Some of Denver’s most vulnerable homeless individuals are on a path to stability with the opening of Sanderson Apartments in September.
Developed by the Mental Health Center of Denver (MHCD), a nonprofit community mental health center that has been providing housing and services for over 25 years, the permanent supportive housing project includes 60 one-bedroom furnished apartments and wraparound services.
“What we know is that there’s an estimated 3,300 homeless in Denver every night. So opening up 60 more apartments doesn’t solve that problem, but it helps,” says Oriana Sanchez, MHCD’s director of real estate and facilities.
An important component to making Sanderson Apartments a reality has been funding through the city and county of Denver’s social impact bond, which uses funds from lenders to provide housing and supportive case management services for at least 250 homeless individuals who frequently use the city’s costly criminal justice system and emergency rooms.
Launched in February 2016, the pay-for-performance model drives resources to stable housing and supportive services for the chronically homeless, many of whom struggle with mental health or substance abuse issues.
To deal with those issues and help residents regain their independence, Sanderson Apartments has a robust services team with case managers, peer specialists, a nurse practitioner, a psychiatrist, vocational counselors, residential counselors, and safety officers that are available or on site.
The development team pushed the envelope by designing half of the project as common areas, or engagement space, and the remainder as apartment space.
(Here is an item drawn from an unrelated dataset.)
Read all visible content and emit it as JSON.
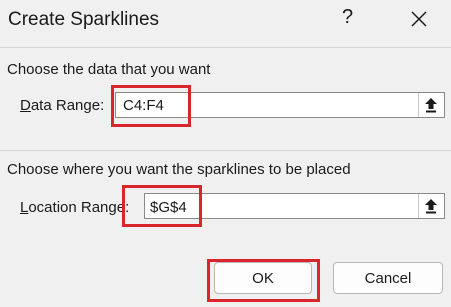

This allows ample opportunity for residents to interact with one another as well as the residential team and case managers, says Sanchez.
Amenities include a library, a wellness room, a community room with a TV and a full kitchen, art space, courtyards, and a community garden.
The development is also one of the first buildings in the nation to be built from the ground up using the principles of trauma-informed design.
“We know upward of 95% of residents will have experienced trauma somewhere along the way in their lives. Trying to design in a way that doesn’t retraumatize people was extremely important,” says Sanchez. “What we did was take the philosophy of providing trauma-informed care and put it into design.”
Trauma-informed design elements include open and safe spaces, natural light, an open stairwell, and wider hallways so residents don’t feel confined.
In addition to the social impact bonds, the $15.7 million development was financed with low-income housing tax credits allocated by the Colorado Housing and Finance Authority, with Enterprise Community Investment as the equity syndicator and American Express as the investor. It also received HOME funds from the city, a housing development grant from the Colorado Division of Housing, and a loan from the Colorado Housing Investment Fund. MHCD contributed the land for the development.
All of the units also have project-based Sec. 8 through the Colorado Division of Housing and the Denver Housing Authority so residents pay no more than 30% of their income on rent.
Additional partners on the development include financial consultant S.B. Clark Cos., development consultant SCB Consulting, architect Davis Partnership Architects, and general contractor Deneuve Construction Services.